____ INPUT RECORDS

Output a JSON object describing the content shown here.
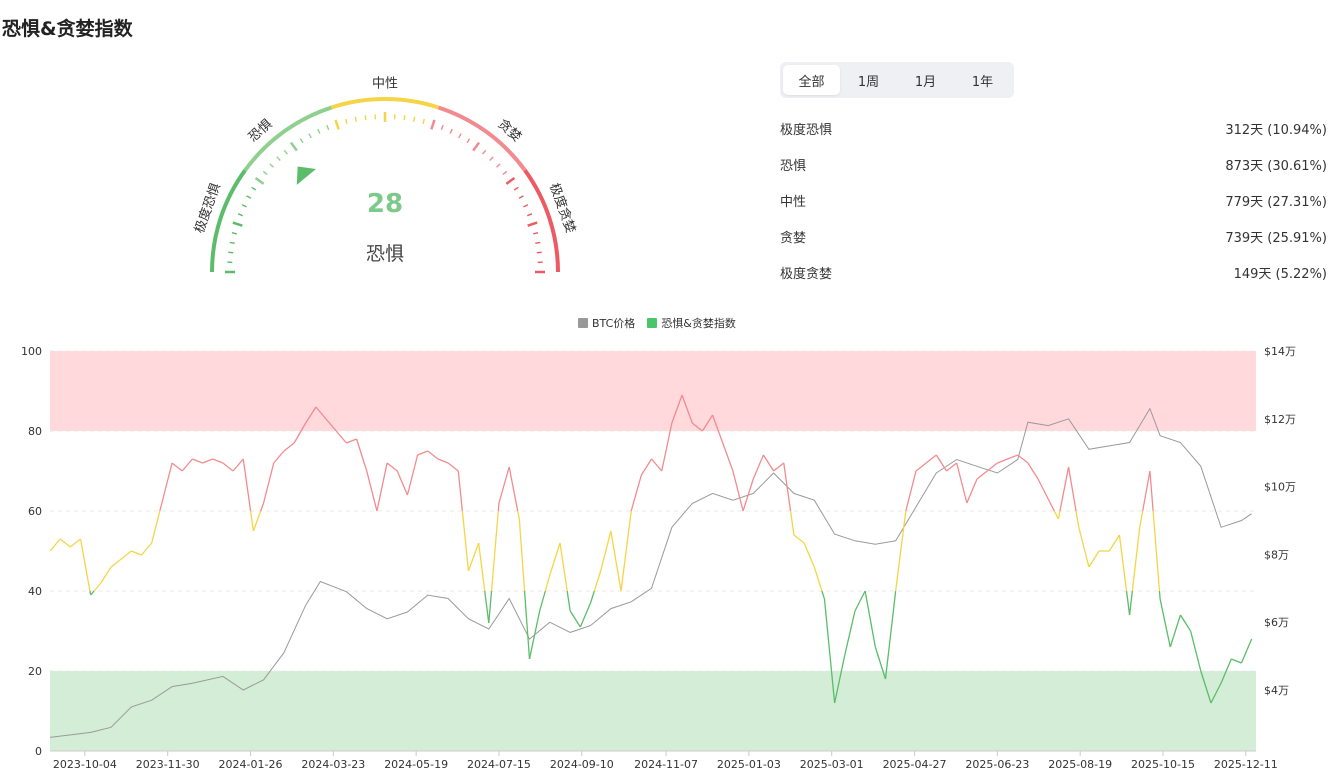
{
  "page": {
    "title": "恐惧&贪婪指数"
  },
  "gauge": {
    "value": 28,
    "label": "恐惧",
    "zones": [
      "极度恐惧",
      "恐惧",
      "中性",
      "贪婪",
      "极度贪婪"
    ],
    "colors": {
      "extreme_fear": "#5bbd6a",
      "fear": "#8fd08f",
      "neutral": "#f5d547",
      "greed": "#f28b8f",
      "extreme_greed": "#ee5a62"
    }
  },
  "tabs": [
    {
      "label": "全部",
      "active": true
    },
    {
      "label": "1周",
      "active": false
    },
    {
      "label": "1月",
      "active": false
    },
    {
      "label": "1年",
      "active": false
    }
  ],
  "stats": [
    {
      "label": "极度恐惧",
      "value": "312天 (10.94%)"
    },
    {
      "label": "恐惧",
      "value": "873天 (30.61%)"
    },
    {
      "label": "中性",
      "value": "779天 (27.31%)"
    },
    {
      "label": "贪婪",
      "value": "739天 (25.91%)"
    },
    {
      "label": "极度贪婪",
      "value": "149天 (5.22%)"
    }
  ],
  "chart_data": {
    "type": "line",
    "legend": [
      {
        "name": "BTC价格",
        "color": "#999999"
      },
      {
        "name": "恐惧&贪婪指数",
        "color": "#4cc46a"
      }
    ],
    "x_ticks": [
      "2023-10-04",
      "2023-11-30",
      "2024-01-26",
      "2024-03-23",
      "2024-05-19",
      "2024-07-15",
      "2024-09-10",
      "2024-11-07",
      "2025-01-03",
      "2025-03-01",
      "2025-04-27",
      "2025-06-23",
      "2025-08-19",
      "2025-10-15",
      "2025-12-11"
    ],
    "y_left": {
      "ticks": [
        0,
        20,
        40,
        60,
        80,
        100
      ],
      "range": [
        0,
        100
      ]
    },
    "y_right": {
      "ticks": [
        "$4万",
        "$6万",
        "$8万",
        "$10万",
        "$12万",
        "$14万"
      ],
      "values": [
        40000,
        60000,
        80000,
        100000,
        120000,
        140000
      ],
      "range": [
        22000,
        140000
      ]
    },
    "bands": [
      {
        "from": 80,
        "to": 100,
        "color": "#ffd9dc"
      },
      {
        "from": 0,
        "to": 20,
        "color": "#d3edd6"
      }
    ],
    "threshold_colors": {
      "low": "#5bbd6a",
      "mid": "#f5d547",
      "high": "#f28b8f"
    },
    "fg_index": [
      [
        "2023-09-10",
        50
      ],
      [
        "2023-09-17",
        53
      ],
      [
        "2023-09-24",
        51
      ],
      [
        "2023-10-01",
        53
      ],
      [
        "2023-10-08",
        39
      ],
      [
        "2023-10-15",
        42
      ],
      [
        "2023-10-22",
        46
      ],
      [
        "2023-10-29",
        48
      ],
      [
        "2023-11-05",
        50
      ],
      [
        "2023-11-12",
        49
      ],
      [
        "2023-11-19",
        52
      ],
      [
        "2023-11-26",
        62
      ],
      [
        "2023-12-03",
        72
      ],
      [
        "2023-12-10",
        70
      ],
      [
        "2023-12-17",
        73
      ],
      [
        "2023-12-24",
        72
      ],
      [
        "2023-12-31",
        73
      ],
      [
        "2024-01-07",
        72
      ],
      [
        "2024-01-14",
        70
      ],
      [
        "2024-01-21",
        73
      ],
      [
        "2024-01-28",
        55
      ],
      [
        "2024-02-04",
        62
      ],
      [
        "2024-02-11",
        72
      ],
      [
        "2024-02-18",
        75
      ],
      [
        "2024-02-25",
        77
      ],
      [
        "2024-03-04",
        82
      ],
      [
        "2024-03-11",
        86
      ],
      [
        "2024-03-18",
        83
      ],
      [
        "2024-03-25",
        80
      ],
      [
        "2024-04-01",
        77
      ],
      [
        "2024-04-08",
        78
      ],
      [
        "2024-04-15",
        70
      ],
      [
        "2024-04-22",
        60
      ],
      [
        "2024-04-29",
        72
      ],
      [
        "2024-05-06",
        70
      ],
      [
        "2024-05-13",
        64
      ],
      [
        "2024-05-20",
        74
      ],
      [
        "2024-05-27",
        75
      ],
      [
        "2024-06-03",
        73
      ],
      [
        "2024-06-10",
        72
      ],
      [
        "2024-06-17",
        70
      ],
      [
        "2024-06-24",
        45
      ],
      [
        "2024-07-01",
        52
      ],
      [
        "2024-07-08",
        32
      ],
      [
        "2024-07-15",
        62
      ],
      [
        "2024-07-22",
        71
      ],
      [
        "2024-07-29",
        58
      ],
      [
        "2024-08-05",
        23
      ],
      [
        "2024-08-12",
        35
      ],
      [
        "2024-08-19",
        44
      ],
      [
        "2024-08-26",
        52
      ],
      [
        "2024-09-02",
        35
      ],
      [
        "2024-09-09",
        31
      ],
      [
        "2024-09-16",
        37
      ],
      [
        "2024-09-23",
        45
      ],
      [
        "2024-09-30",
        55
      ],
      [
        "2024-10-07",
        40
      ],
      [
        "2024-10-14",
        60
      ],
      [
        "2024-10-21",
        69
      ],
      [
        "2024-10-28",
        73
      ],
      [
        "2024-11-04",
        70
      ],
      [
        "2024-11-11",
        82
      ],
      [
        "2024-11-18",
        89
      ],
      [
        "2024-11-25",
        82
      ],
      [
        "2024-12-02",
        80
      ],
      [
        "2024-12-09",
        84
      ],
      [
        "2024-12-16",
        77
      ],
      [
        "2024-12-23",
        70
      ],
      [
        "2024-12-30",
        60
      ],
      [
        "2025-01-06",
        68
      ],
      [
        "2025-01-13",
        74
      ],
      [
        "2025-01-20",
        70
      ],
      [
        "2025-01-27",
        72
      ],
      [
        "2025-02-03",
        54
      ],
      [
        "2025-02-10",
        52
      ],
      [
        "2025-02-17",
        46
      ],
      [
        "2025-02-24",
        38
      ],
      [
        "2025-03-03",
        12
      ],
      [
        "2025-03-10",
        24
      ],
      [
        "2025-03-17",
        35
      ],
      [
        "2025-03-24",
        40
      ],
      [
        "2025-03-31",
        26
      ],
      [
        "2025-04-07",
        18
      ],
      [
        "2025-04-14",
        40
      ],
      [
        "2025-04-21",
        60
      ],
      [
        "2025-04-28",
        70
      ],
      [
        "2025-05-05",
        72
      ],
      [
        "2025-05-12",
        74
      ],
      [
        "2025-05-19",
        70
      ],
      [
        "2025-05-26",
        72
      ],
      [
        "2025-06-02",
        62
      ],
      [
        "2025-06-09",
        68
      ],
      [
        "2025-06-16",
        70
      ],
      [
        "2025-06-23",
        72
      ],
      [
        "2025-07-07",
        74
      ],
      [
        "2025-07-14",
        72
      ],
      [
        "2025-07-21",
        68
      ],
      [
        "2025-07-28",
        63
      ],
      [
        "2025-08-04",
        58
      ],
      [
        "2025-08-11",
        71
      ],
      [
        "2025-08-18",
        56
      ],
      [
        "2025-08-25",
        46
      ],
      [
        "2025-09-01",
        50
      ],
      [
        "2025-09-08",
        50
      ],
      [
        "2025-09-15",
        54
      ],
      [
        "2025-09-22",
        34
      ],
      [
        "2025-09-29",
        56
      ],
      [
        "2025-10-06",
        70
      ],
      [
        "2025-10-13",
        38
      ],
      [
        "2025-10-20",
        26
      ],
      [
        "2025-10-27",
        34
      ],
      [
        "2025-11-03",
        30
      ],
      [
        "2025-11-10",
        20
      ],
      [
        "2025-11-17",
        12
      ],
      [
        "2025-11-24",
        17
      ],
      [
        "2025-12-01",
        23
      ],
      [
        "2025-12-08",
        22
      ],
      [
        "2025-12-15",
        28
      ]
    ],
    "btc_price": [
      [
        "2023-09-10",
        26000
      ],
      [
        "2023-10-08",
        27500
      ],
      [
        "2023-10-22",
        29000
      ],
      [
        "2023-11-05",
        35000
      ],
      [
        "2023-11-19",
        37000
      ],
      [
        "2023-12-03",
        41000
      ],
      [
        "2023-12-17",
        42000
      ],
      [
        "2024-01-07",
        44000
      ],
      [
        "2024-01-21",
        40000
      ],
      [
        "2024-02-04",
        43000
      ],
      [
        "2024-02-18",
        51000
      ],
      [
        "2024-03-04",
        65000
      ],
      [
        "2024-03-14",
        72000
      ],
      [
        "2024-04-01",
        69000
      ],
      [
        "2024-04-15",
        64000
      ],
      [
        "2024-04-29",
        61000
      ],
      [
        "2024-05-13",
        63000
      ],
      [
        "2024-05-27",
        68000
      ],
      [
        "2024-06-10",
        67000
      ],
      [
        "2024-06-24",
        61000
      ],
      [
        "2024-07-08",
        58000
      ],
      [
        "2024-07-22",
        67000
      ],
      [
        "2024-08-05",
        55000
      ],
      [
        "2024-08-19",
        60000
      ],
      [
        "2024-09-02",
        57000
      ],
      [
        "2024-09-16",
        59000
      ],
      [
        "2024-09-30",
        64000
      ],
      [
        "2024-10-14",
        66000
      ],
      [
        "2024-10-28",
        70000
      ],
      [
        "2024-11-11",
        88000
      ],
      [
        "2024-11-25",
        95000
      ],
      [
        "2024-12-09",
        98000
      ],
      [
        "2024-12-23",
        96000
      ],
      [
        "2025-01-06",
        98000
      ],
      [
        "2025-01-20",
        104000
      ],
      [
        "2025-02-03",
        98000
      ],
      [
        "2025-02-17",
        96000
      ],
      [
        "2025-03-03",
        86000
      ],
      [
        "2025-03-17",
        84000
      ],
      [
        "2025-03-31",
        83000
      ],
      [
        "2025-04-14",
        84000
      ],
      [
        "2025-04-28",
        94000
      ],
      [
        "2025-05-12",
        104000
      ],
      [
        "2025-05-26",
        108000
      ],
      [
        "2025-06-09",
        106000
      ],
      [
        "2025-06-23",
        104000
      ],
      [
        "2025-07-07",
        108000
      ],
      [
        "2025-07-14",
        119000
      ],
      [
        "2025-07-28",
        118000
      ],
      [
        "2025-08-11",
        120000
      ],
      [
        "2025-08-25",
        111000
      ],
      [
        "2025-09-08",
        112000
      ],
      [
        "2025-09-22",
        113000
      ],
      [
        "2025-10-06",
        123000
      ],
      [
        "2025-10-13",
        115000
      ],
      [
        "2025-10-27",
        113000
      ],
      [
        "2025-11-10",
        106000
      ],
      [
        "2025-11-24",
        88000
      ],
      [
        "2025-12-08",
        90000
      ],
      [
        "2025-12-15",
        92000
      ]
    ]
  }
}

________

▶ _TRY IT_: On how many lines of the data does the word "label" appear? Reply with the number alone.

▶ _ANSWER SECTION_: 10